Small African parrot under pressure from pet trade
Meyer's Parrot (Poicephalus meyeri) populations are declining due to habitat destruction, persecution and heavy trapping for the wild bird trade.
Project progress: Starting in 2004 and carrying through to 2008, the World Parrot Trust funded a number of studies for Meyer’s Parrot, including one with Dr. Steve Boyes, who studied its niche specialist qualities - research that is potentially useful for the conservation of other at-risk Poicephalus species in Africa.
Outcomes: Recent surveys have shown this species has a wider range than previously thought in some areas to the north and west; conversely, other areas show a near-disappearance.
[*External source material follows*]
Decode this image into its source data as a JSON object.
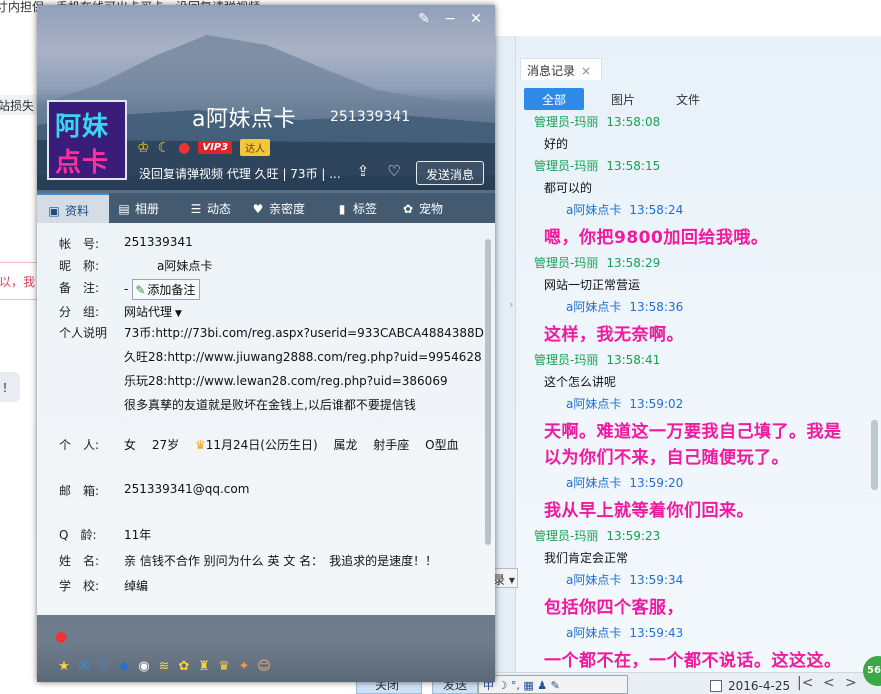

More research is needed, as it will lead to a conservation plan for the Meyer's and the more threatened parrots, and special reproductive aids for them such as nest boxes for breeding.
Wild population: Unknown
Where found: P.m meyeri: NE Cameroon through S Chad east to S Sudan, W Ethiopia and SW Eritrea.
P.m. transvaalensis: S Zambia and N Mocambique through Zimbabwe to NE Botswana and south to Transvaal, NE Republic of S Africa.
P.m. damarensis: NW Botswana, west to C Namibia and S Angola.
P.m. reichenowi: N and C Angola and SW Democratic Republic of Congo.
P.m. matschiei: SE Democratic Republic of Congo, C and N Zambia, N Malawi and SW Tanzania.
P.m. saturatus: W Tanzania, through Burundi, Rwanda and E Democratic Republic of Congo to Uganda and C Kenya, east to Meru.
History: Meyer’s Parrot, Poicephalus meyeri, is listed as a CITES II species, and is not considered globally threatened. In spite of this, numbers in northern South Africa and parts of Zimbabwe have been considerably reduced by habitat destruction and human-animal conflict. This species has also been heavily traded: since 1981, 75,387 wild-caught individuals have been recorded in international trade (UNEP-WCMC CITES Trade Database, January 2005). These human-parrot interactions are escalating.
- Heavy trading on international wildlife market
- Habitat destruction and changes
- Loss of special breeding trees
Ecology: The Meyer’s Parrot is found in most parts of Africa in a variety of woodlands: dry savanna, gallery and riparian areas, secondary growth and some cultivated fields up to an elevaton of 2200m (7216 ft). They eat fruits, nuts and seeds, along with a few legumes. Occasionally they can be seen foraging on grain and insects. They are occasionally found in suburban areas. Bird are seen in pairs or groups of up to 50 birds at food sources, where they spend the day before roosting in tree cavities for the night.